- SUPPLIED ENTRIES -
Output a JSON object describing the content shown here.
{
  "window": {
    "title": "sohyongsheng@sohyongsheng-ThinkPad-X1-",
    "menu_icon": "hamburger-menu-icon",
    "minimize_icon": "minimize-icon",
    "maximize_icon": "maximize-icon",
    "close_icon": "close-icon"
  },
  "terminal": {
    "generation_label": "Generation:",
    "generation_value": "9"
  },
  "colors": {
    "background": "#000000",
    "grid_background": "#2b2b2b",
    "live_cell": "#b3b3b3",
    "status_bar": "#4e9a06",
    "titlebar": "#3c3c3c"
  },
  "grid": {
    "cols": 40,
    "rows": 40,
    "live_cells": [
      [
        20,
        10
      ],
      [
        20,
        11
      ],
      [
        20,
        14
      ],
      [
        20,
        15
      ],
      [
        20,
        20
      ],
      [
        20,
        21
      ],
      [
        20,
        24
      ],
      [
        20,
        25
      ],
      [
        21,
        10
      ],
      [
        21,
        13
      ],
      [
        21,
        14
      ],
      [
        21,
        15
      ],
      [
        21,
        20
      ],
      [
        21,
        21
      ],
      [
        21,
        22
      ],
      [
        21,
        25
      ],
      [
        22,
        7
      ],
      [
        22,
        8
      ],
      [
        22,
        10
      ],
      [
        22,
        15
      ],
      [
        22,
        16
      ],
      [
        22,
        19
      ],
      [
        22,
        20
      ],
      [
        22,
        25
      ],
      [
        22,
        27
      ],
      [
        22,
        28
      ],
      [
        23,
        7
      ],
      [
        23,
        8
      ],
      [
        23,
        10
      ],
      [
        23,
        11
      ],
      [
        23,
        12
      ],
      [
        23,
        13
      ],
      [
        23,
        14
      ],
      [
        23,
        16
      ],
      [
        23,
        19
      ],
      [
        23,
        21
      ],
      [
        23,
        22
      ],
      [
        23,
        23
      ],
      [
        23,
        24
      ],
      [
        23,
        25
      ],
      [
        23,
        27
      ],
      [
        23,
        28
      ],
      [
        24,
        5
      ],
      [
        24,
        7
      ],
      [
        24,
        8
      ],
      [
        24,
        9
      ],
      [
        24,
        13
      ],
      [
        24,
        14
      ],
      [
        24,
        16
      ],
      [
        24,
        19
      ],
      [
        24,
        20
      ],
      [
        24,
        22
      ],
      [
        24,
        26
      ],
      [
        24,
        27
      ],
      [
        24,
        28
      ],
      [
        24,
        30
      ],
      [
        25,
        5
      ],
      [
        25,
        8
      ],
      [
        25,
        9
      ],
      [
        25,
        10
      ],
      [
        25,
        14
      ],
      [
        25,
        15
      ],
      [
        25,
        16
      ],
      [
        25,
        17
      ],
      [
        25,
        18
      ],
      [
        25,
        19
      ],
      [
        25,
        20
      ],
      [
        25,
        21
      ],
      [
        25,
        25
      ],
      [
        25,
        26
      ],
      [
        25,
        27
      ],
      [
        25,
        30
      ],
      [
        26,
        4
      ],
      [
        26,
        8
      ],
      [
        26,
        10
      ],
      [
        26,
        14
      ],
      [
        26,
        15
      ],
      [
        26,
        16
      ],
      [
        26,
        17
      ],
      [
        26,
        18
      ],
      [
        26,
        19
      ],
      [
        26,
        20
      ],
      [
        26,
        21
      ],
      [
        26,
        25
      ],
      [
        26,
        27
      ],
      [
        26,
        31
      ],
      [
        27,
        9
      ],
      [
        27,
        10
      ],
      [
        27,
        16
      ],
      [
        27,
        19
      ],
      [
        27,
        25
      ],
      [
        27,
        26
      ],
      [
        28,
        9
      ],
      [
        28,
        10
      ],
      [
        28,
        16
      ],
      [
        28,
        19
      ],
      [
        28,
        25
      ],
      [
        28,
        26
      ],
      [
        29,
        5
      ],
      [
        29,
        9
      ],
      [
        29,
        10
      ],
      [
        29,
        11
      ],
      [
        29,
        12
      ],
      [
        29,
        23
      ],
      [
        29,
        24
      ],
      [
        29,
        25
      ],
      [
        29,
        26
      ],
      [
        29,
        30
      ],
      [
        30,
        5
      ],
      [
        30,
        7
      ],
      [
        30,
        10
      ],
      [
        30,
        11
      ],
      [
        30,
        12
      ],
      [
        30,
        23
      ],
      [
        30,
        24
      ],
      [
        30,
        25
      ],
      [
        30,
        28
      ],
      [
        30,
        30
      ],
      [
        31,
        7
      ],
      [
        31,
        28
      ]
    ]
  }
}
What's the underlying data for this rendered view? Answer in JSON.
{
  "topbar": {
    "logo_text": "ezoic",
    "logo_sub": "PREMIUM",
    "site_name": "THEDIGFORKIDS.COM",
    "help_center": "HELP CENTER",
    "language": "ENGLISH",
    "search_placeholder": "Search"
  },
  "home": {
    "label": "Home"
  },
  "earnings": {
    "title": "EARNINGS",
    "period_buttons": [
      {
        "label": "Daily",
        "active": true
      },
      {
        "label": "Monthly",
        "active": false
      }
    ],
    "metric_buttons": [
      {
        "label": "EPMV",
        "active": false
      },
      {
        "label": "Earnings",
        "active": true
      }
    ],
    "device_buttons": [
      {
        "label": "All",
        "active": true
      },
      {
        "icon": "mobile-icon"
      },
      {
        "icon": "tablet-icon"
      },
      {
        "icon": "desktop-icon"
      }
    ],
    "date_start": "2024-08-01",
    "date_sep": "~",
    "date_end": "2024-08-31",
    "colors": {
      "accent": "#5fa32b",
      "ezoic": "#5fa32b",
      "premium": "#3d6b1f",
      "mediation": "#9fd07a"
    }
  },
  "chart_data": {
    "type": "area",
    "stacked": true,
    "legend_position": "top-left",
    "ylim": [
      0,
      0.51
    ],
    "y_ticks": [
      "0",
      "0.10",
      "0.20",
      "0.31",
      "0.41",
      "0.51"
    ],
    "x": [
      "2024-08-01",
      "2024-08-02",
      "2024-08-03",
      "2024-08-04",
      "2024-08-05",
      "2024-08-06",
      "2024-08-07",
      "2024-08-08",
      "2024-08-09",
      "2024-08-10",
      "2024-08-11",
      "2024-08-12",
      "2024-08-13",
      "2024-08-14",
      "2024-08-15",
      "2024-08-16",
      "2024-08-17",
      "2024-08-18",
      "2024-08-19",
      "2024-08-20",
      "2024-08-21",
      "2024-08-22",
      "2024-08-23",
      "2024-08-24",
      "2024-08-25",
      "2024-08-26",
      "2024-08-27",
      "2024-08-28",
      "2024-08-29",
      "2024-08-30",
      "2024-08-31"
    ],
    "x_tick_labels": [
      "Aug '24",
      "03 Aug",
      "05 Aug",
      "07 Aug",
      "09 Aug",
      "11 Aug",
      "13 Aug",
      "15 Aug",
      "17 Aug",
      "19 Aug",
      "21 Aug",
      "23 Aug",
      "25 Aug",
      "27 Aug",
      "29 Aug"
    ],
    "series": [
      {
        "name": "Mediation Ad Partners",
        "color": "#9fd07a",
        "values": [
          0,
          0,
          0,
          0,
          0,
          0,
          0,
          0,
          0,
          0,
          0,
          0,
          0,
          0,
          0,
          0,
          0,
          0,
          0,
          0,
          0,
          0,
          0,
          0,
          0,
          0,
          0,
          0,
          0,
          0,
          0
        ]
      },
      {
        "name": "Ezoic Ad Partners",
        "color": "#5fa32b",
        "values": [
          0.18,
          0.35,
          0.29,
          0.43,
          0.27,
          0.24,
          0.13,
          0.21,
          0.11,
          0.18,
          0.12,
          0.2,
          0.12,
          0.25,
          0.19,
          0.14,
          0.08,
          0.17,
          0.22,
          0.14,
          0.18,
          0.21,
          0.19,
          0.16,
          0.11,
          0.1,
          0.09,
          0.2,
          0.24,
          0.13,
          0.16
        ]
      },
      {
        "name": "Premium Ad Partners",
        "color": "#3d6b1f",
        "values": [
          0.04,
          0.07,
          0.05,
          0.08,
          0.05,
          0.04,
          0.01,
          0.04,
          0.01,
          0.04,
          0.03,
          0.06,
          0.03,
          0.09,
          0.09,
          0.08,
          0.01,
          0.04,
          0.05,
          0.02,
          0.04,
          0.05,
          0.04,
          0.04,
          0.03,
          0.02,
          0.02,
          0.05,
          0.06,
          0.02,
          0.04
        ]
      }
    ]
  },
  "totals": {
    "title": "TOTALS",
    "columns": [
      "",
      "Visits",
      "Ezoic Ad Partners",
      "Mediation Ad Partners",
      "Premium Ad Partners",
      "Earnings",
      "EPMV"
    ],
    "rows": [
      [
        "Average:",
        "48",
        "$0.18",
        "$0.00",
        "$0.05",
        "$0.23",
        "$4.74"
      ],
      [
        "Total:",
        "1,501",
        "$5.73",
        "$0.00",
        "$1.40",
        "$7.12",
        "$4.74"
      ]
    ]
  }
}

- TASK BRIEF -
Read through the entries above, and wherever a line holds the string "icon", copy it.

- EXERCISE ANSWER -
    "menu_icon": "hamburger-menu-icon",
    "minimize_icon": "minimize-icon",
    "maximize_icon": "maximize-icon",
    "close_icon": "close-icon"
        "icon": "mobile-icon"
        "icon": "tablet-icon"
        "icon": "desktop-icon"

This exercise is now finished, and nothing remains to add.